The families sued ISD and the Licensing Board back in 2000 after their Dorchester apartments, only affordable to Plaintiffs by sharing them with other Vietnamese immigrants, were the subject of surprise “lodging house” inspections. At the time, the two agencies were involved in a coordinated crackdown on suspected illegal lodging houses, led by a large team of ISD officials with a video camera. Both agencies issued violations against the families’ landlord, who then sought to evict the tenant families.
Seeking to protect their affordable housing, the Vietnamese-speaking families sued under 42 U.S.C. § 1983 and state law asserting privacy violations and lack of informed consent for the inspections, that they were entitled to notice and an opportunity to be heard with respect to the alleged violations, and that as primary tenants sharing with no more than three others, no lodging house license was necessary for their shared living arrangements.
Judge Rya W. Zobel had agreed with the families’ interpretation of the lodging house statute on summary judgment, ruling with respect to the statute, M.G.L. c. 140 § 22 (which dates back to 1918), that: 1) “history and the law,” as well as the “statutory language and every other indicator of actual practice and common sense plainly contemplate that lodging houses are not always conducted by landlords,” but also by tenants; and that 2) there is a clear distinction between lodgings and apartments such that shared living arrangements (roommates, whether functioning as a “family unit” or leading “entirely independent lives”) “do not fall within the ambit of the Lodging House Statute.”
Further, with respect to the families’ due process claim, Judge Zobel found that “plaintiffs have a manifest interest in maintaining a home and a landlord-tenant relationship,” and that “the government cannot deprive plaintiffs of this interest without affording them due process of law.”
As to the agencies’ claims that the families’ status as “at-will tenants” did not warrant notice and a hearing, that the agencies had not actually taken “action’ against them, and that the eviction proceedings “afforded all the process that is due,” she held that “[n]one of these contentions has any merit.” (See attached summary judgment decision, 2003 U.S. Dist.
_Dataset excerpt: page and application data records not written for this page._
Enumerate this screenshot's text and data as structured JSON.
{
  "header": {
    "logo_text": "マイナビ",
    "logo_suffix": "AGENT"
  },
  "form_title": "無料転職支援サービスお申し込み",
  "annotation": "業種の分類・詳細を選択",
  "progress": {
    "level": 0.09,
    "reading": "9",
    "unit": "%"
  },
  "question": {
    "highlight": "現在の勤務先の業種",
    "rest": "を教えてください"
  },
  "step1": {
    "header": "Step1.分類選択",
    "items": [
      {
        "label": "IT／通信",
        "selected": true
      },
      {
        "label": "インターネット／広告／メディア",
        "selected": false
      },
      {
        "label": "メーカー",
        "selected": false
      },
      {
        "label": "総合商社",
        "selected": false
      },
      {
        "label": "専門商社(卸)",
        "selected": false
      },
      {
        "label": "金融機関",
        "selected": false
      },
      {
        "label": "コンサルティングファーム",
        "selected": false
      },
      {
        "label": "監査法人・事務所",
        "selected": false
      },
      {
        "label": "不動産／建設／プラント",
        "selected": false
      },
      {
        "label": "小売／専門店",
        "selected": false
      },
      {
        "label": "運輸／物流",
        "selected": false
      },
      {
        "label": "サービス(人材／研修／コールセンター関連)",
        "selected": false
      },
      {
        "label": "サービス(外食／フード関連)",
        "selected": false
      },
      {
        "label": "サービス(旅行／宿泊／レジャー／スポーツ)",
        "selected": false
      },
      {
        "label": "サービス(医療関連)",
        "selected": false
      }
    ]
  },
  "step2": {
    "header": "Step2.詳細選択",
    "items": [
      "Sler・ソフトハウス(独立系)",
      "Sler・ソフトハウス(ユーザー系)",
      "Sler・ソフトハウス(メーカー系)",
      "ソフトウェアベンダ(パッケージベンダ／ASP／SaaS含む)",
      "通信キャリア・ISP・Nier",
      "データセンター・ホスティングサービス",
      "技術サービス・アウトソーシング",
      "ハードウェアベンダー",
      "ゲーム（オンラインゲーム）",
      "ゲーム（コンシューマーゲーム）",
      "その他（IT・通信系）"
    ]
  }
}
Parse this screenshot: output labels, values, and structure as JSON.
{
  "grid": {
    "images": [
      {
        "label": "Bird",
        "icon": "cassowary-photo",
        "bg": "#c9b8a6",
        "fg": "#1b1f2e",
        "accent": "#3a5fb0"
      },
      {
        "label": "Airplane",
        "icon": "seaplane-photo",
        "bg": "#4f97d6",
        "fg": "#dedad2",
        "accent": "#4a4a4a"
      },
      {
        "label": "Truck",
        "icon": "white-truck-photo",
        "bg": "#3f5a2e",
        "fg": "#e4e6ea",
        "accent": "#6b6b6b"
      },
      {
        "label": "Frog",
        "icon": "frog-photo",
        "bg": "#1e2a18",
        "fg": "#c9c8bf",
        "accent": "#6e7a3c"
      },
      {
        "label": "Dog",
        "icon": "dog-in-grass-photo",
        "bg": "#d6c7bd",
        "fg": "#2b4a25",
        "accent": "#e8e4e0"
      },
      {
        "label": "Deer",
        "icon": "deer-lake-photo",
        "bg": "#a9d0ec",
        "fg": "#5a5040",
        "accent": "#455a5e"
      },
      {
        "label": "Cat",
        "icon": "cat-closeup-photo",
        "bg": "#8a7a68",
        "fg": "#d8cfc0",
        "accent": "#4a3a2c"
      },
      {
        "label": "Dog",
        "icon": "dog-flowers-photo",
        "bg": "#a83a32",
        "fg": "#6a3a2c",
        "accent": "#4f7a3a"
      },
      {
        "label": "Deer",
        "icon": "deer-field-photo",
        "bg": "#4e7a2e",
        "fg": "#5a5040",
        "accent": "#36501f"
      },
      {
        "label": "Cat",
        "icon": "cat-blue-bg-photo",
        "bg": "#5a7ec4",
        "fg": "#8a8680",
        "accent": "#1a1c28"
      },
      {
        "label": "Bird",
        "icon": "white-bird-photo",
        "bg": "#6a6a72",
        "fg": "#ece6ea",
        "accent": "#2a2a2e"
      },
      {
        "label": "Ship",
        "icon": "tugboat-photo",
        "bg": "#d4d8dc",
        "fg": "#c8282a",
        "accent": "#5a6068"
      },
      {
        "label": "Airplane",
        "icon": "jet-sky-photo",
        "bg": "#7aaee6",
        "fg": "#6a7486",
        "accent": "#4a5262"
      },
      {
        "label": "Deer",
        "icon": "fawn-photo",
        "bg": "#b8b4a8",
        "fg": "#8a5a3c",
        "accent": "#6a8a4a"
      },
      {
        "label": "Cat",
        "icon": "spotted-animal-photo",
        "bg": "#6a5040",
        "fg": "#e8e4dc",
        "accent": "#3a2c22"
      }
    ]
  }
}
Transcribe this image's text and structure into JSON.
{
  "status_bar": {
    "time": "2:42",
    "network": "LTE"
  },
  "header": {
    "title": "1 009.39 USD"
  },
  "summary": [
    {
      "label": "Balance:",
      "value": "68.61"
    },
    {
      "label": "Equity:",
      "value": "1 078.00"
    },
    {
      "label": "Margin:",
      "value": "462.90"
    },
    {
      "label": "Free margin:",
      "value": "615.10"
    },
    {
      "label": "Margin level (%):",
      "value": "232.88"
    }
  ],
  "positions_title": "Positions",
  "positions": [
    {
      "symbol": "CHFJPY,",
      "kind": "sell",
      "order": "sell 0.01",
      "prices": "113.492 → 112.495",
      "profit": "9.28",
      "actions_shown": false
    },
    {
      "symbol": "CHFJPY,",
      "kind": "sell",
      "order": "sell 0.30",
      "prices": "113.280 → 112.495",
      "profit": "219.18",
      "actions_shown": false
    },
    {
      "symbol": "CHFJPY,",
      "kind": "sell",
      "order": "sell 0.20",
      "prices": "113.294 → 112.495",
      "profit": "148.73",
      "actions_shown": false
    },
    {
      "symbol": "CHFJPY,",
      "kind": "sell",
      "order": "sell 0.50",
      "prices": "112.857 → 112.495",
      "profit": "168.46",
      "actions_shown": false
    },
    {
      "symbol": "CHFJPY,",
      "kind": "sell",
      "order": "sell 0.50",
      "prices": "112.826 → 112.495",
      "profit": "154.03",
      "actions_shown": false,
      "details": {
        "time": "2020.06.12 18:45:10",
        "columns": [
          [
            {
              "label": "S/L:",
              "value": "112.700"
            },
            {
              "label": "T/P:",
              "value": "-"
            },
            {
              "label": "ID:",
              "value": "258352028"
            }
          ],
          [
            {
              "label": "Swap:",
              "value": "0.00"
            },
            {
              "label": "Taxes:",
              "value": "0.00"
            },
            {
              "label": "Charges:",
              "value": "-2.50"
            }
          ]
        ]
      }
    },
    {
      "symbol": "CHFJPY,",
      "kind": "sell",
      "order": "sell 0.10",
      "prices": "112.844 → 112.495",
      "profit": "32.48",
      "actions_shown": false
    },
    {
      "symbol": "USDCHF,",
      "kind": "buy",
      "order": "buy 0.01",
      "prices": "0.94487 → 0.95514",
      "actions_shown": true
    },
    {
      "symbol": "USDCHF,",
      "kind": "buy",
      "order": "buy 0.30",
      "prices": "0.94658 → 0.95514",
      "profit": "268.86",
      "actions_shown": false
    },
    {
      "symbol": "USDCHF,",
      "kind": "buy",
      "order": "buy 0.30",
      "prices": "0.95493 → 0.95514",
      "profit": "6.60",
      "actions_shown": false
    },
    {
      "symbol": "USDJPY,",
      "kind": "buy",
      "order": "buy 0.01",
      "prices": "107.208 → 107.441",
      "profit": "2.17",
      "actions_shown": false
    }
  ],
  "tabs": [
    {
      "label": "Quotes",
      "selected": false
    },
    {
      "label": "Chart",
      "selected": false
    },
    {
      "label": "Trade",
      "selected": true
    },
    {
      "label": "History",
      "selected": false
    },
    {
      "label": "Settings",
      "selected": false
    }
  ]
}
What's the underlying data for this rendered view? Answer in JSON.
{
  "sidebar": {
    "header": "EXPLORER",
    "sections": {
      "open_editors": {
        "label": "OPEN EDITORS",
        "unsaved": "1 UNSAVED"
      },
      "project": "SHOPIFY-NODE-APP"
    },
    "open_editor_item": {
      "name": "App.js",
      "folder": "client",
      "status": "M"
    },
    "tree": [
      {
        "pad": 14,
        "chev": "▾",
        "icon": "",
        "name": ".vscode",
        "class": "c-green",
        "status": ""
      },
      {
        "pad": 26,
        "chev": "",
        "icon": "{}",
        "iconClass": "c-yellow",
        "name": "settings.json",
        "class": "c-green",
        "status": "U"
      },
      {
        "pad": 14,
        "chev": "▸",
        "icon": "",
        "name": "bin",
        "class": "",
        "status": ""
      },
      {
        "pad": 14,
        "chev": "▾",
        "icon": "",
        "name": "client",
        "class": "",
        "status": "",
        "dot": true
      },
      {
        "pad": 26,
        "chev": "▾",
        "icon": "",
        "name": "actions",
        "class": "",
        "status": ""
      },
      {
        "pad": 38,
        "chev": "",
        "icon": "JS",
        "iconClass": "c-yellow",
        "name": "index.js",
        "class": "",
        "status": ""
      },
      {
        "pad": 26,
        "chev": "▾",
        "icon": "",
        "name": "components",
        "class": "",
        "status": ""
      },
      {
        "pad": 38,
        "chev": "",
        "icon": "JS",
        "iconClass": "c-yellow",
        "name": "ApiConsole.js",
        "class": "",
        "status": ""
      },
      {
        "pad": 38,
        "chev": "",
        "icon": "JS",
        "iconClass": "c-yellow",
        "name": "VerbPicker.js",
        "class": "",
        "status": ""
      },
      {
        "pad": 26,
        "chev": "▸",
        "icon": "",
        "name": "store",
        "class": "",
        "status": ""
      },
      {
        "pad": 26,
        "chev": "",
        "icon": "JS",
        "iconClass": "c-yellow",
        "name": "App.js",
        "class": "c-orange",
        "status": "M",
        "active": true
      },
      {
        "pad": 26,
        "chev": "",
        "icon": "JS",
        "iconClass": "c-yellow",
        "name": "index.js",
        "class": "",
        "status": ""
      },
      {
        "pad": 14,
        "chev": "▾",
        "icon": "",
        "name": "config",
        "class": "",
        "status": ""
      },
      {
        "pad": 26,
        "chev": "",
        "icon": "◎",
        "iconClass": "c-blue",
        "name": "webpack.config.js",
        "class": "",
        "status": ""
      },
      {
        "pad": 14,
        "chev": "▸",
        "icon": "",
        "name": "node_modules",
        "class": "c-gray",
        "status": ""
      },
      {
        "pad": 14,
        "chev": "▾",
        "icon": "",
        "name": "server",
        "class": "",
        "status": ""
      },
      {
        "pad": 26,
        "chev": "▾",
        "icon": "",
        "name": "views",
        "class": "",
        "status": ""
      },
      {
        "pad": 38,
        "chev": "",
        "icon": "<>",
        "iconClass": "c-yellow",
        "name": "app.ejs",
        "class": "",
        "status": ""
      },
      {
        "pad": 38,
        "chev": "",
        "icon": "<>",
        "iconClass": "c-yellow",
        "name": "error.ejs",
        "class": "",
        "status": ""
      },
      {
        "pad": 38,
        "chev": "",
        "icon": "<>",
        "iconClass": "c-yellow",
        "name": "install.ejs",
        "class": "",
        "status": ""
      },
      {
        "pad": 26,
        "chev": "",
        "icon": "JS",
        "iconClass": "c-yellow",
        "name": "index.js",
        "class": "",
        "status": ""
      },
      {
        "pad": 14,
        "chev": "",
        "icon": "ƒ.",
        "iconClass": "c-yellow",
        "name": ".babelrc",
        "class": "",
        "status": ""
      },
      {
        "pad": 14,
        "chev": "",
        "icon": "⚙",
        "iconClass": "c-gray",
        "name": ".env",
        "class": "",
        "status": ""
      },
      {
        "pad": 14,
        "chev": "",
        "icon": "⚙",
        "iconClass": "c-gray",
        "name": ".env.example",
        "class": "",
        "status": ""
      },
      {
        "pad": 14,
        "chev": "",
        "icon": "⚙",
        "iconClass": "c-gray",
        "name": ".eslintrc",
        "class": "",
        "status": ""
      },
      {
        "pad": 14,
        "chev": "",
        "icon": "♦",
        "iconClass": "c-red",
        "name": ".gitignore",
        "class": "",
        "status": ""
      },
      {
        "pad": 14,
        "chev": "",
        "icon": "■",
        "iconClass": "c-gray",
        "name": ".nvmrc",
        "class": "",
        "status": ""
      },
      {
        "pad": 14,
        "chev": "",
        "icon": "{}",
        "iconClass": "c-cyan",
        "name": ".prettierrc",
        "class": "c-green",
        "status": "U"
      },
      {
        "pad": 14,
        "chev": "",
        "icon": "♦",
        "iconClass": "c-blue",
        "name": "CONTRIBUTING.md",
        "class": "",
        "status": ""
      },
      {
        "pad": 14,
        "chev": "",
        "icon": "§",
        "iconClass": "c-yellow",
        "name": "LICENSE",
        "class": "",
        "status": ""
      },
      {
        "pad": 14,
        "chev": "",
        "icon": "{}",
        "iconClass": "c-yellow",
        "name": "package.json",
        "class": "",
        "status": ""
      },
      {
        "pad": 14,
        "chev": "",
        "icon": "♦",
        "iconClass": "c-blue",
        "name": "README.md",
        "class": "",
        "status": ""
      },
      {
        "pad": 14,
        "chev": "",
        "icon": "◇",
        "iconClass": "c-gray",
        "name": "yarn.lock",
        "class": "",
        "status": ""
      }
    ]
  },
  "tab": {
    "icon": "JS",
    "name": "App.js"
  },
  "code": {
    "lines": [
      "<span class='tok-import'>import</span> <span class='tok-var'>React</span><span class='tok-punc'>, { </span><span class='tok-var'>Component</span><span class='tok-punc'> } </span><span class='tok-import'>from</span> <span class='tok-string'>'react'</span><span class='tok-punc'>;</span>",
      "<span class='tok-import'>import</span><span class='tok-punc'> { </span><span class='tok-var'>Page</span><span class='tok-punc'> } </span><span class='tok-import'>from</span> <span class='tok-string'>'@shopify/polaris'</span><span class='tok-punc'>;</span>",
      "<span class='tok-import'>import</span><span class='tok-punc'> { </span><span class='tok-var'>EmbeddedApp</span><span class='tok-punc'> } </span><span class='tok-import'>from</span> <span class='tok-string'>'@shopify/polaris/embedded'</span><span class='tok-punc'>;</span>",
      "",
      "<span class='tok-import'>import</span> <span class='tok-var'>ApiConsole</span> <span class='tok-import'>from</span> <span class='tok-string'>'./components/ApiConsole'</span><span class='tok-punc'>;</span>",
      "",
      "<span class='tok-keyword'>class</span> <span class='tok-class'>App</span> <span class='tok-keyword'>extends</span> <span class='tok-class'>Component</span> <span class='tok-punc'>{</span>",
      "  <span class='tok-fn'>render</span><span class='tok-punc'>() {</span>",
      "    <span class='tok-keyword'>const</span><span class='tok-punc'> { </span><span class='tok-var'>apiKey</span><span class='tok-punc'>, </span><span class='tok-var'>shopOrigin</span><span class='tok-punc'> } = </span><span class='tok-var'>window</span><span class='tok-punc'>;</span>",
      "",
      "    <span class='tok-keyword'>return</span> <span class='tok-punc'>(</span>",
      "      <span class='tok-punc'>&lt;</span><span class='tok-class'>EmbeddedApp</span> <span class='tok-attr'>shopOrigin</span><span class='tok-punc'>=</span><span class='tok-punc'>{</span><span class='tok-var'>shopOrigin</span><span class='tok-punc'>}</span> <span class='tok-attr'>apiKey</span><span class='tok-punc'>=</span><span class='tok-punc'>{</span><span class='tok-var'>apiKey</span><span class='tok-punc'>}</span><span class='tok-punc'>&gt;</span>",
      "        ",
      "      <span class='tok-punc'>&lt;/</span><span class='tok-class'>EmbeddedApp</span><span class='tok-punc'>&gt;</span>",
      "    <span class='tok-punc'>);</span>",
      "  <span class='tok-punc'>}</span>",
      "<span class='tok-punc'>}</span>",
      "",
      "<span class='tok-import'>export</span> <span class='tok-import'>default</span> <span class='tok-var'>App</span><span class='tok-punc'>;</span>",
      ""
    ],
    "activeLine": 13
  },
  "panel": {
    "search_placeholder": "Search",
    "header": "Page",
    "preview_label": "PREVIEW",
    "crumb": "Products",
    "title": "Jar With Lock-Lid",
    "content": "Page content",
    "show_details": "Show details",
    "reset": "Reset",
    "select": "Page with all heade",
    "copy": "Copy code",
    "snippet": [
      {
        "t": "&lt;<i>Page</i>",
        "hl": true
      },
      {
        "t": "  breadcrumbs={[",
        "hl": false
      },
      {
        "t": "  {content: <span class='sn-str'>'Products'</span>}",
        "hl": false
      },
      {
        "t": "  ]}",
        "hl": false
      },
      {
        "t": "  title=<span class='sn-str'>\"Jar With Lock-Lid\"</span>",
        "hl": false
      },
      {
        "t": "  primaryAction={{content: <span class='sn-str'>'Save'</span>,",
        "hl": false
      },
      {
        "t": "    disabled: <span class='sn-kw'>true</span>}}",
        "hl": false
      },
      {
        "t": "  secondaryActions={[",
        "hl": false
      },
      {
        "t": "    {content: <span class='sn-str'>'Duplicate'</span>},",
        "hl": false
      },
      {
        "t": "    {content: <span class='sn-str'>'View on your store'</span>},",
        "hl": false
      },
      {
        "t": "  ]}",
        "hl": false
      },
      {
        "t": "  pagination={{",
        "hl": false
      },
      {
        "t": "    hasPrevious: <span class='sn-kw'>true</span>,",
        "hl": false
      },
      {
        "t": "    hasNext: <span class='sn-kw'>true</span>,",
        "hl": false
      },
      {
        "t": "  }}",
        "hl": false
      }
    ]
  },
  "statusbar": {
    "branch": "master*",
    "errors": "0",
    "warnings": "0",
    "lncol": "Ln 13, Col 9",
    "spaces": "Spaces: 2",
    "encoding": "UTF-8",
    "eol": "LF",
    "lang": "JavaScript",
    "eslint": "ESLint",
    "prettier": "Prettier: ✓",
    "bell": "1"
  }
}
Lexis 16519; 2003 WL 22174432 (D. Mass 2003)).
In settling the case, neither ISD nor the Licensing Board admitted to any wrongdoing. The parties agree that the Decree will result in important policy changes that will clarify for the public what does and does not constitute a lodging house requiring a license, long a topic of confusion, as well as improve ISD’s housing inspections in terms of privacy protections, consent, and translation. In addition, the Decree requires that tenants, as affected parties, be afforded notice and an opportunity to be heard when either agency takes action involving their occupancy. The agencies also together agreed to pay $139,000 to settle the case.
CONTACT: Stefanie A. Balandis, Esq., GBLS, Tel. 617-603-1653 (Counsel for Plaintiffs, along with Daniel S. Manning of GBLS)Jean M. Lorizio, Esq., Executive Secretary of the Licensing Board of the City of Boston, Tel. 617-635-4170 (Counsel for Licensing Board)Merita Hopkins, Office of Corporation Counsel for the City of Boston, Tel. 635-4034
Attached are the order and decision, the consent decree and a consent form for tenants created by ISD as a result of this case.